# What is expected:
State how many lines of the records contain the string "letter", and give no other information.

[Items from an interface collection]
┌────────

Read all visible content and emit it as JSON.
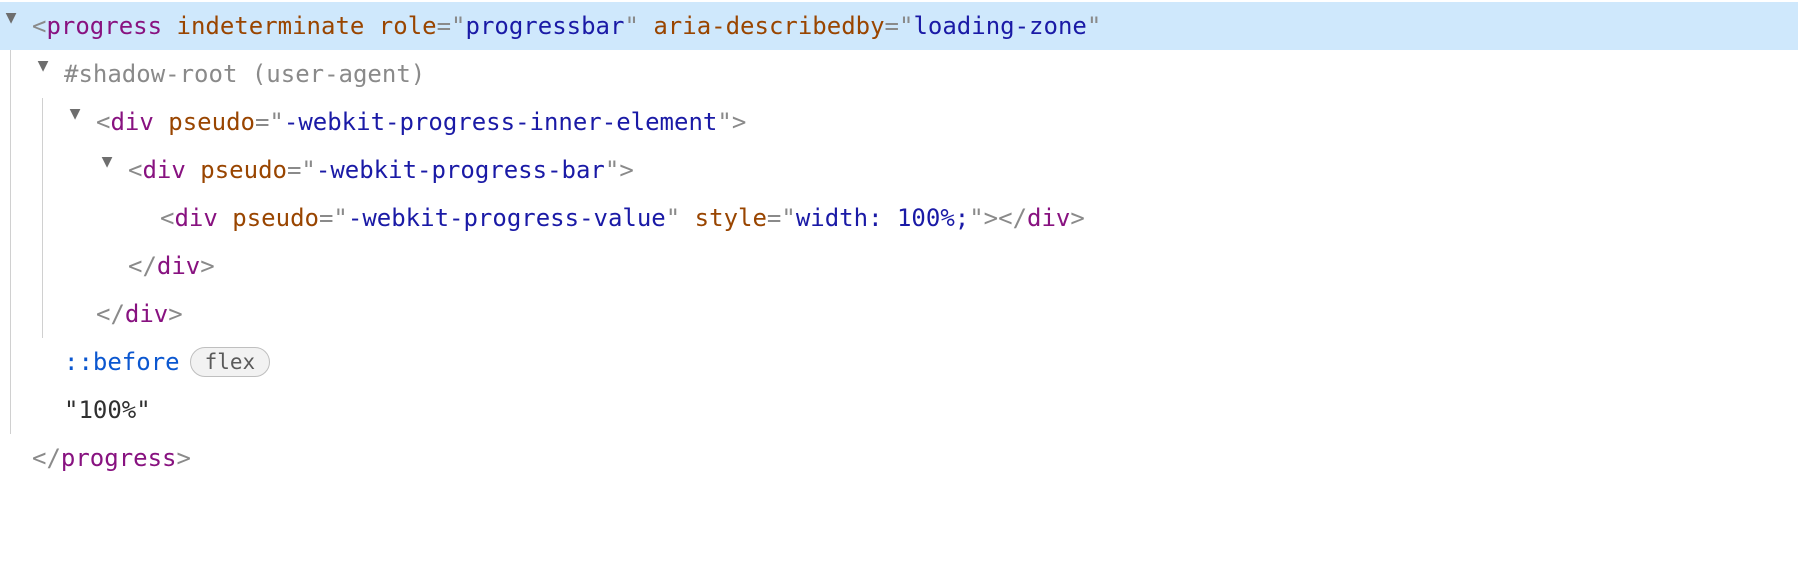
{
  "lines": {
    "l0": {
      "tag": "progress",
      "attrs": {
        "indeterminate": "indeterminate",
        "role_name": "role",
        "role_val": "progressbar",
        "aria_name": "aria-describedby",
        "aria_val": "loading-zone"
      }
    },
    "shadow_root": "#shadow-root (user-agent)",
    "l1": {
      "tag": "div",
      "attr": "pseudo",
      "val": "-webkit-progress-inner-element"
    },
    "l2": {
      "tag": "div",
      "attr": "pseudo",
      "val": "-webkit-progress-bar"
    },
    "l3": {
      "tag": "div",
      "attr1": "pseudo",
      "val1": "-webkit-progress-value",
      "attr2": "style",
      "val2": "width: 100%;",
      "close": "div"
    },
    "l4_close": "div",
    "l5_close": "div",
    "pseudo_before": "::before",
    "badge_flex": "flex",
    "text_node": "\"100%\"",
    "close_progress": "progress"
  },
  "symbols": {
    "lt": "<",
    "gt": ">",
    "slash": "/",
    "eq": "=",
    "q": "\""
  }
}
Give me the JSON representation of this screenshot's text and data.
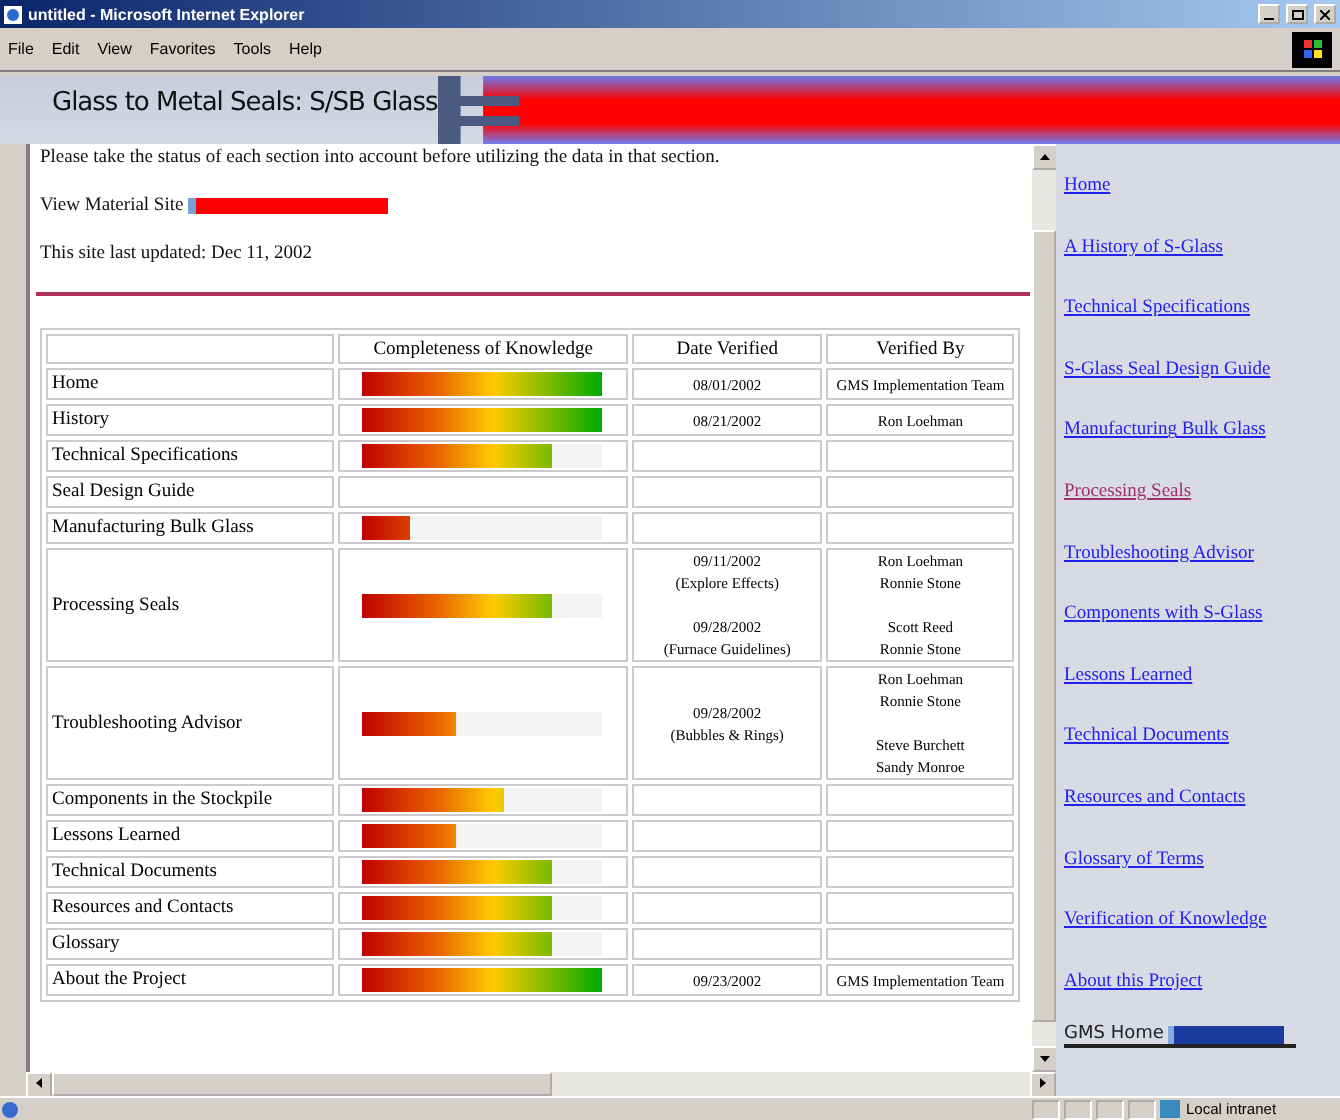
{
  "window": {
    "title": "untitled - Microsoft Internet Explorer"
  },
  "menu": [
    "File",
    "Edit",
    "View",
    "Favorites",
    "Tools",
    "Help"
  ],
  "banner": {
    "title": "Glass to Metal Seals: S/SB Glass"
  },
  "intro": [
    "Please take the status of each section into account before utilizing the data in that section.",
    "View Material Site",
    "This site last updated: Dec 11, 2002"
  ],
  "table": {
    "columns": [
      "Completeness of Knowledge",
      "Date Verified",
      "Verified By"
    ],
    "rows": [
      {
        "section": "Home",
        "level": 1,
        "dates": [
          [
            "08/01/2002"
          ]
        ],
        "verifiers": [
          [
            "GMS Implementation Team"
          ]
        ]
      },
      {
        "section": "History",
        "level": 1,
        "dates": [
          [
            "08/21/2002"
          ]
        ],
        "verifiers": [
          [
            "Ron Loehman"
          ]
        ]
      },
      {
        "section": "Technical Specifications",
        "level": 0.79,
        "dates": [],
        "verifiers": []
      },
      {
        "section": "Seal Design Guide",
        "dates": [],
        "verifiers": []
      },
      {
        "section": "Manufacturing Bulk Glass",
        "level": 0.2,
        "dates": [],
        "verifiers": []
      },
      {
        "section": "Processing Seals",
        "level": 0.79,
        "dates": [
          [
            "09/11/2002",
            "(Explore Effects)"
          ],
          [
            "09/28/2002",
            "(Furnace Guidelines)"
          ]
        ],
        "verifiers": [
          [
            "Ron Loehman",
            "Ronnie Stone"
          ],
          [
            "Scott Reed",
            "Ronnie Stone"
          ]
        ]
      },
      {
        "section": "Troubleshooting Advisor",
        "level": 0.39,
        "dates": [
          [
            "09/28/2002",
            "(Bubbles & Rings)"
          ]
        ],
        "verifiers": [
          [
            "Ron Loehman",
            "Ronnie Stone"
          ],
          [
            "Steve Burchett",
            "Sandy Monroe"
          ]
        ]
      },
      {
        "section": "Components in the Stockpile",
        "level": 0.59,
        "dates": [],
        "verifiers": []
      },
      {
        "section": "Lessons Learned",
        "level": 0.39,
        "dates": [],
        "verifiers": []
      },
      {
        "section": "Technical Documents",
        "level": 0.79,
        "dates": [],
        "verifiers": []
      },
      {
        "section": "Resources and Contacts",
        "level": 0.79,
        "dates": [],
        "verifiers": []
      },
      {
        "section": "Glossary",
        "level": 0.79,
        "dates": [],
        "verifiers": []
      },
      {
        "section": "About the Project",
        "level": 1,
        "dates": [
          [
            "09/23/2002"
          ]
        ],
        "verifiers": [
          [
            "GMS Implementation Team"
          ]
        ]
      }
    ]
  },
  "sidebar": {
    "links": [
      {
        "label": "Home",
        "visited": false
      },
      {
        "label": "A History of S-Glass",
        "visited": false
      },
      {
        "label": "Technical Specifications",
        "visited": false
      },
      {
        "label": "S-Glass Seal Design Guide",
        "visited": false
      },
      {
        "label": "Manufacturing Bulk Glass",
        "visited": false
      },
      {
        "label": "Processing Seals",
        "visited": true
      },
      {
        "label": "Troubleshooting Advisor",
        "visited": false
      },
      {
        "label": "Components with S-Glass",
        "visited": false
      },
      {
        "label": "Lessons Learned",
        "visited": false
      },
      {
        "label": "Technical Documents",
        "visited": false
      },
      {
        "label": "Resources and Contacts",
        "visited": false
      },
      {
        "label": "Glossary of Terms",
        "visited": false
      },
      {
        "label": "Verification of Knowledge",
        "visited": false
      },
      {
        "label": "About this Project",
        "visited": false
      }
    ],
    "home_link": "GMS Home"
  },
  "status_bar": {
    "zone": "Local intranet"
  }
}
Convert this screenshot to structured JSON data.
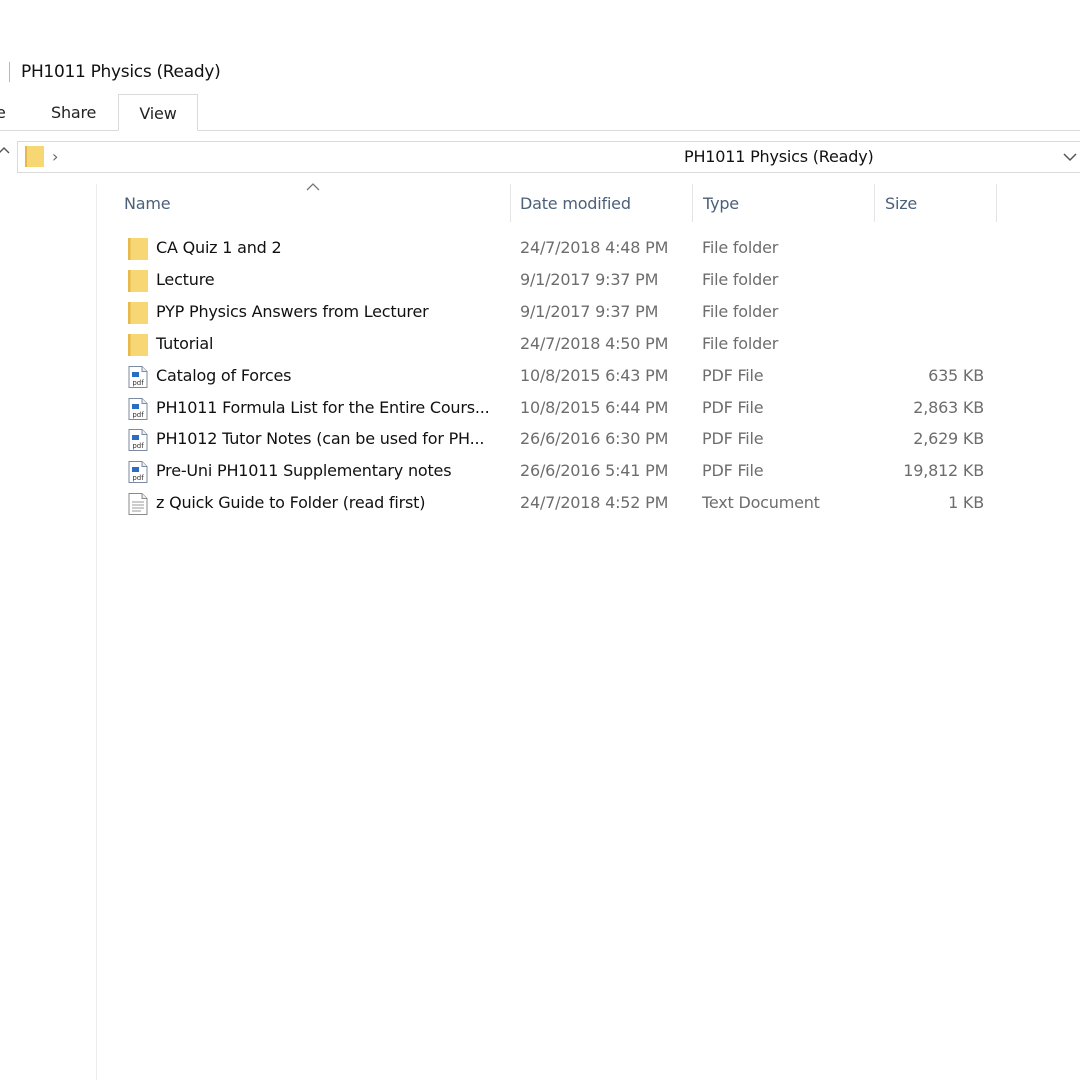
{
  "window": {
    "title": "PH1011 Physics (Ready)"
  },
  "ribbon": {
    "tabs": [
      {
        "label": "e"
      },
      {
        "label": "Share"
      },
      {
        "label": "View"
      }
    ]
  },
  "address": {
    "path": "PH1011 Physics (Ready)",
    "chevron": "›"
  },
  "columns": {
    "name": "Name",
    "date": "Date modified",
    "type": "Type",
    "size": "Size"
  },
  "files": [
    {
      "name": "CA Quiz 1 and 2",
      "date": "24/7/2018 4:48 PM",
      "type": "File folder",
      "size": "",
      "icon": "folder-icon"
    },
    {
      "name": "Lecture",
      "date": "9/1/2017 9:37 PM",
      "type": "File folder",
      "size": "",
      "icon": "folder-icon"
    },
    {
      "name": "PYP Physics Answers from Lecturer",
      "date": "9/1/2017 9:37 PM",
      "type": "File folder",
      "size": "",
      "icon": "folder-icon"
    },
    {
      "name": "Tutorial",
      "date": "24/7/2018 4:50 PM",
      "type": "File folder",
      "size": "",
      "icon": "folder-icon"
    },
    {
      "name": "Catalog of Forces",
      "date": "10/8/2015 6:43 PM",
      "type": "PDF File",
      "size": "635 KB",
      "icon": "pdf-file-icon"
    },
    {
      "name": "PH1011 Formula List for the Entire Cours...",
      "date": "10/8/2015 6:44 PM",
      "type": "PDF File",
      "size": "2,863 KB",
      "icon": "pdf-file-icon"
    },
    {
      "name": "PH1012 Tutor Notes (can be used for PH...",
      "date": "26/6/2016 6:30 PM",
      "type": "PDF File",
      "size": "2,629 KB",
      "icon": "pdf-file-icon"
    },
    {
      "name": "Pre-Uni PH1011 Supplementary notes",
      "date": "26/6/2016 5:41 PM",
      "type": "PDF File",
      "size": "19,812 KB",
      "icon": "pdf-file-icon"
    },
    {
      "name": "z Quick Guide to Folder (read first)",
      "date": "24/7/2018 4:52 PM",
      "type": "Text Document",
      "size": "1 KB",
      "icon": "text-file-icon"
    }
  ],
  "colors": {
    "folder": "#f7d774",
    "folder_dark": "#e6b94a",
    "header_text": "#4c607a",
    "meta_text": "#6d6d6d"
  }
}
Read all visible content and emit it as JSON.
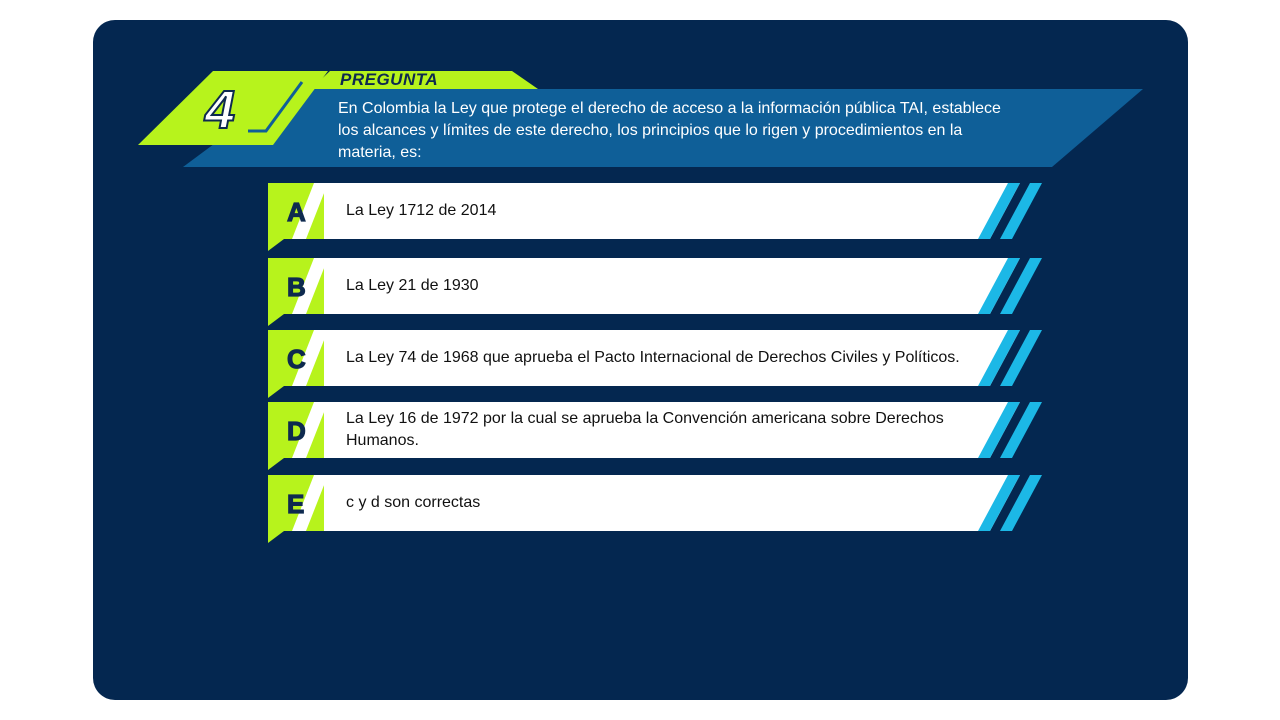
{
  "question": {
    "number": "4",
    "label": "PREGUNTA",
    "text": "En Colombia la Ley que protege el derecho de acceso a la información pública TAI, establece los alcances y límites de este derecho, los principios que lo rigen y procedimientos en la materia, es:"
  },
  "options": [
    {
      "letter": "A",
      "text": "La Ley 1712 de 2014"
    },
    {
      "letter": "B",
      "text": "La Ley 21 de 1930"
    },
    {
      "letter": "C",
      "text": "La Ley 74 de 1968 que aprueba el Pacto Internacional de Derechos Civiles y Políticos."
    },
    {
      "letter": "D",
      "text": "La Ley 16 de 1972 por la cual se aprueba la Convención americana sobre Derechos Humanos."
    },
    {
      "letter": "E",
      "text": "c y d son correctas"
    }
  ],
  "colors": {
    "background": "#042750",
    "accent_green": "#b7f31c",
    "accent_blue": "#0f5f98",
    "accent_cyan": "#1cb8e6",
    "option_bg": "#ffffff"
  }
}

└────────

# Exercise answer:
5